-------- Entries shown --------

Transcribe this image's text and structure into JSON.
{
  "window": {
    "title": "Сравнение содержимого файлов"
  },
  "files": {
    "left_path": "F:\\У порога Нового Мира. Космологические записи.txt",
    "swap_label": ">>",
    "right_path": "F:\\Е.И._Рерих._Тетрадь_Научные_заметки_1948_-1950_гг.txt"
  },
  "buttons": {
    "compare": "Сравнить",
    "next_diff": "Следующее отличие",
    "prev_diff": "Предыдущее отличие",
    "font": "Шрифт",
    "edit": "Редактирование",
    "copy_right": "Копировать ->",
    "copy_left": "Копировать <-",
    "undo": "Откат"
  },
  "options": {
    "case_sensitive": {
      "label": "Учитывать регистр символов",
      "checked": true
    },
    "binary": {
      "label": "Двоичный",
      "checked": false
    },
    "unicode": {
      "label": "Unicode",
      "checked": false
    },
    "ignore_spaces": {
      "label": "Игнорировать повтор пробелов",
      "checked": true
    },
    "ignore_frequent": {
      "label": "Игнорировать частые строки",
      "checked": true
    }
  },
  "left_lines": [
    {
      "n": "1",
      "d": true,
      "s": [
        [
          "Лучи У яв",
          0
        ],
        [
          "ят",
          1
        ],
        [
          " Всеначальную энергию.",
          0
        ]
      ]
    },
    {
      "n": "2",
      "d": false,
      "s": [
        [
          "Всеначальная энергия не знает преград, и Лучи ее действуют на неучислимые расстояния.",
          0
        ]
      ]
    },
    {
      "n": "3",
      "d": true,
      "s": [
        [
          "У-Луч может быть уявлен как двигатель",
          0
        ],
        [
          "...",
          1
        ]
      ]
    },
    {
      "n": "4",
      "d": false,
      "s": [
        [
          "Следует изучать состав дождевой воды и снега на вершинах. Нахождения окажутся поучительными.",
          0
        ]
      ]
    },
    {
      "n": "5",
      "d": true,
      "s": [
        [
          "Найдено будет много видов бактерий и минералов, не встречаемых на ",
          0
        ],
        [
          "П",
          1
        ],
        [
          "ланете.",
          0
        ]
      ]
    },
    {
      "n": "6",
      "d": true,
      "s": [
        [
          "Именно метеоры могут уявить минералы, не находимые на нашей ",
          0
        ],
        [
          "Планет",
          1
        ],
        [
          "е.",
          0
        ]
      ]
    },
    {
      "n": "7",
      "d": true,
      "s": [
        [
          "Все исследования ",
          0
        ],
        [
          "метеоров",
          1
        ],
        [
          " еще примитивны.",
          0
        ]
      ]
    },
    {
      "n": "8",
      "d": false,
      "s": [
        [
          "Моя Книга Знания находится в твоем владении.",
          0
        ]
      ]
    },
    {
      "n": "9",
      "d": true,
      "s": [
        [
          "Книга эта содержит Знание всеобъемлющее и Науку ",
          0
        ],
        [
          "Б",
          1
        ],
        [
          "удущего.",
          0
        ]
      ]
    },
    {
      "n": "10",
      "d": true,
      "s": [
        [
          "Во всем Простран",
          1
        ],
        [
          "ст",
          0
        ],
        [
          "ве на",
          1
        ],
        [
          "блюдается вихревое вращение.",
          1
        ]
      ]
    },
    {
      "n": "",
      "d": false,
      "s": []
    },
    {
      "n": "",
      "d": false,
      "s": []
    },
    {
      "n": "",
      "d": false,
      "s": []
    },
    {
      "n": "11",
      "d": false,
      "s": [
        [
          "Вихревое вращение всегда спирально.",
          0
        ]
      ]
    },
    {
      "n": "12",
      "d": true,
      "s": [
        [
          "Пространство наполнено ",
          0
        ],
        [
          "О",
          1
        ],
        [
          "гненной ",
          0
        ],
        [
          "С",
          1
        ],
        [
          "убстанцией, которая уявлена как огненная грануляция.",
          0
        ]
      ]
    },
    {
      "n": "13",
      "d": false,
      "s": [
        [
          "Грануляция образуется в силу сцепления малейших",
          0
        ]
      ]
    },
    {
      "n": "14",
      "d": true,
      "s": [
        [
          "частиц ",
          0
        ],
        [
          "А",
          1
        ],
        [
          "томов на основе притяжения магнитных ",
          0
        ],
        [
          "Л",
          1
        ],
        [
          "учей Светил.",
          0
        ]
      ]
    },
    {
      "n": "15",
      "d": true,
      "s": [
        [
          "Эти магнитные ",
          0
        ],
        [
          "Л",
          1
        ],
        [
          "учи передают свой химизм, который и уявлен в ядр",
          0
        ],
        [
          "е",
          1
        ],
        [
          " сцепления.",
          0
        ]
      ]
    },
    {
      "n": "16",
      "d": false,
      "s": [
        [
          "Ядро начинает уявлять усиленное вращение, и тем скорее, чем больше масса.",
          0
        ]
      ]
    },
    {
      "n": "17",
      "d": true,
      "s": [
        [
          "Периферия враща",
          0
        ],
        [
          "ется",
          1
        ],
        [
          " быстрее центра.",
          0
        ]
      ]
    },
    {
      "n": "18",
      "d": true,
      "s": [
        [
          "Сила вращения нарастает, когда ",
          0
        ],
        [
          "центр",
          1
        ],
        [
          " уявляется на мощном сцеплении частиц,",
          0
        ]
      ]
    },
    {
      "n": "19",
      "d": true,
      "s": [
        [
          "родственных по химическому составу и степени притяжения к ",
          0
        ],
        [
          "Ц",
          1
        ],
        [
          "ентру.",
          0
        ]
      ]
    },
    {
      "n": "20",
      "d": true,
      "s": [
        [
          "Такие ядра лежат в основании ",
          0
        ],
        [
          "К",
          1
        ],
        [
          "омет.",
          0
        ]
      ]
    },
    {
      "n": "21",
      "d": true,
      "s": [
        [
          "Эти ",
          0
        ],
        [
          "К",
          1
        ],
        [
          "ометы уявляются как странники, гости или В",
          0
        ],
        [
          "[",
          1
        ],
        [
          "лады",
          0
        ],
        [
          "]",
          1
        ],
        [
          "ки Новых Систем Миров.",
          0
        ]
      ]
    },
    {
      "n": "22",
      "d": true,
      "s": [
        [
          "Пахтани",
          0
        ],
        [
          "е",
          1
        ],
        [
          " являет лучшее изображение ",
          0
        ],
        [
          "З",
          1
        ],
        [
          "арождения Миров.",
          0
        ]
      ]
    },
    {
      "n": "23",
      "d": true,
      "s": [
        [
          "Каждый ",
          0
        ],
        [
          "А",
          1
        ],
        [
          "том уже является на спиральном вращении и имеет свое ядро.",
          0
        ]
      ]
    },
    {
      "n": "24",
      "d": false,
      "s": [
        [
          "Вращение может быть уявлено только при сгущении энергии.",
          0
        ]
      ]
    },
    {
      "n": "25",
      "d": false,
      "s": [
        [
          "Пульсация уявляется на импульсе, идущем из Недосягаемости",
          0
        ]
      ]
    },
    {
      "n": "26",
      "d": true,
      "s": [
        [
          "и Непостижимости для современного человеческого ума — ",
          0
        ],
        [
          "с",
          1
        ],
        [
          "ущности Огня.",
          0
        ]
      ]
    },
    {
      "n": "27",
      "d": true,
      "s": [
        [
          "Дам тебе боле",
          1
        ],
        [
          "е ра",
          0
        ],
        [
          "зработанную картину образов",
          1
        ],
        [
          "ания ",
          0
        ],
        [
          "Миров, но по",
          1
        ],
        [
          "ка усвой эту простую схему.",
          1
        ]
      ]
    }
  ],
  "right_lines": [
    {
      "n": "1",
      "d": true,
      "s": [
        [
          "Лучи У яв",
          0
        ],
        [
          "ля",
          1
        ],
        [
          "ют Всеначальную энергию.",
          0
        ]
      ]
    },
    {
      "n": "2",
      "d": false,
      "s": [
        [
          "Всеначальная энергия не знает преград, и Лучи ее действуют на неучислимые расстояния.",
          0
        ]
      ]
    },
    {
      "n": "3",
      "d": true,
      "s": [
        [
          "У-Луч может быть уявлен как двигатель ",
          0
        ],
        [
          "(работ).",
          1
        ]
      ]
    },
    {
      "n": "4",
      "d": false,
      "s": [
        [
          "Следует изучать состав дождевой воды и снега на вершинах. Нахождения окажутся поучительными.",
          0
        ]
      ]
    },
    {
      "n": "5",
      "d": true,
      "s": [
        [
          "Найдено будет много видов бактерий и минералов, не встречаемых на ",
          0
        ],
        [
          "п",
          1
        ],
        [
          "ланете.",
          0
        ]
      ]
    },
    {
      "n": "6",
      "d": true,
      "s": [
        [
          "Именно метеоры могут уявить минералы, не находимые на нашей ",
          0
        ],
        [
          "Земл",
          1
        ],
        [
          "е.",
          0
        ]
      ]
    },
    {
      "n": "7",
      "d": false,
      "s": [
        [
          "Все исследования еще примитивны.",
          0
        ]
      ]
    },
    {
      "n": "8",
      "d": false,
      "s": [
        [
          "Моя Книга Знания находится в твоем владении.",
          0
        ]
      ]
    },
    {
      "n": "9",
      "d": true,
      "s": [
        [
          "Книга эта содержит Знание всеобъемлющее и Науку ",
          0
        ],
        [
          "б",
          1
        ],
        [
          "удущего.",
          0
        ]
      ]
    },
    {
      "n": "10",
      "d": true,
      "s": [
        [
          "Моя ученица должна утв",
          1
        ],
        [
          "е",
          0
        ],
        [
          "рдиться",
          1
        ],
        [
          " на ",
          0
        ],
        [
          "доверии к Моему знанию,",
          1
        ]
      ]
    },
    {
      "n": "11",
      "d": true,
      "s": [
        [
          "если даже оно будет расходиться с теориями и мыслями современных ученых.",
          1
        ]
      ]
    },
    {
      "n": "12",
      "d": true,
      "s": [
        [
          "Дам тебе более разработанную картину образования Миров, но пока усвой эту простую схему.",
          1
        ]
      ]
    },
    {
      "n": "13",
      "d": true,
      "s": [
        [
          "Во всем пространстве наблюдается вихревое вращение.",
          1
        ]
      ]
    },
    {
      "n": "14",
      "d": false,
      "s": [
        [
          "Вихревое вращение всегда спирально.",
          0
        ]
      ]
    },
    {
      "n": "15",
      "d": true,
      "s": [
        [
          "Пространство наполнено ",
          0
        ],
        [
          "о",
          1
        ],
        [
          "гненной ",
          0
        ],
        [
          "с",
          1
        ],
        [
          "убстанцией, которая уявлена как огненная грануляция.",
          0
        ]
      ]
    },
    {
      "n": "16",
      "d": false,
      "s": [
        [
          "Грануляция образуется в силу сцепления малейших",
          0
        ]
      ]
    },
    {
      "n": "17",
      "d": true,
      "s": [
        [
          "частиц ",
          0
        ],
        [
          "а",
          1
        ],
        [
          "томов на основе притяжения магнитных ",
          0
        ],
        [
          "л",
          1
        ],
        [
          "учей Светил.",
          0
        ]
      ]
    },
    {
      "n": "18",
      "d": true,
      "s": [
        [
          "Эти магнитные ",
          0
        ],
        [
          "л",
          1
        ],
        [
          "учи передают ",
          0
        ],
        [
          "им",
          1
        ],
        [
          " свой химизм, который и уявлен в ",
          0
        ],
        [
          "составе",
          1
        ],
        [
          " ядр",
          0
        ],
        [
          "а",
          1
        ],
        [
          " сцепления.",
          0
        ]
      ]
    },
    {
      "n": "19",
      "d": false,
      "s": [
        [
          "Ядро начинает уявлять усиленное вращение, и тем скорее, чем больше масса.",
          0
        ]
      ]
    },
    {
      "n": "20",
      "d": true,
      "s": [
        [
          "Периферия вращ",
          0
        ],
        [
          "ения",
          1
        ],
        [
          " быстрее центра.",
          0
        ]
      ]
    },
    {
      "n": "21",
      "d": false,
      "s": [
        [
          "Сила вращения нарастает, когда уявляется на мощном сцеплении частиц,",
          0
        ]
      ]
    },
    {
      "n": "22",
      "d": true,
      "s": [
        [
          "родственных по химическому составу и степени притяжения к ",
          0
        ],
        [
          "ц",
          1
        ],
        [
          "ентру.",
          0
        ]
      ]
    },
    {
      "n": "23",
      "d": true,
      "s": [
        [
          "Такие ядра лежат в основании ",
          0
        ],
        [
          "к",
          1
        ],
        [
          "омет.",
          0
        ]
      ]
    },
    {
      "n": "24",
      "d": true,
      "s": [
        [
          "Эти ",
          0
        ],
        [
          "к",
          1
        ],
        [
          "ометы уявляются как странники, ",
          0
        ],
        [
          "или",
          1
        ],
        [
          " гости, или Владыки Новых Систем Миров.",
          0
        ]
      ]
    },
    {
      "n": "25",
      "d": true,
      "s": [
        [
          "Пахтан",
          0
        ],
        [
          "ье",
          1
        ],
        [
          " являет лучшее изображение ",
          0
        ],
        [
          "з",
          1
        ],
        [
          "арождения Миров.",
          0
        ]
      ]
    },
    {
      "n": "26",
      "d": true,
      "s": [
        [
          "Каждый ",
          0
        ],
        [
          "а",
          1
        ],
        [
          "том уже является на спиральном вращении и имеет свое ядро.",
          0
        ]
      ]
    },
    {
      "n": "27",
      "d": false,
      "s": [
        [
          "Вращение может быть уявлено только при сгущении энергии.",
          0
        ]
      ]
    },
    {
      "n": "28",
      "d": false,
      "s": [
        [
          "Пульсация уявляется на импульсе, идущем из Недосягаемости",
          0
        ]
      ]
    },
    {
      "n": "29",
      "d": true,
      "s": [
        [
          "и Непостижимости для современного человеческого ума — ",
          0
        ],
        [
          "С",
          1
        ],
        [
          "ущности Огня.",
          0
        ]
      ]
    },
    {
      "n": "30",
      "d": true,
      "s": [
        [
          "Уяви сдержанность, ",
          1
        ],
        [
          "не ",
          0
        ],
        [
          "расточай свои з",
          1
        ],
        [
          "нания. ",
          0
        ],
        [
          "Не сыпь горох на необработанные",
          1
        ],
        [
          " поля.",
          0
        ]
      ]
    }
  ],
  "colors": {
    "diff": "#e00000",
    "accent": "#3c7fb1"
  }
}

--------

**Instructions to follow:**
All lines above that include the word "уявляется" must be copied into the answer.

**Finished exercise:**
          " уявляется на мощном сцеплении частиц,",
          "Пульсация уявляется на импульсе, идущем из Недосягаемости",
          "Сила вращения нарастает, когда уявляется на мощном сцеплении частиц,",
          "Пульсация уявляется на импульсе, идущем из Недосягаемости",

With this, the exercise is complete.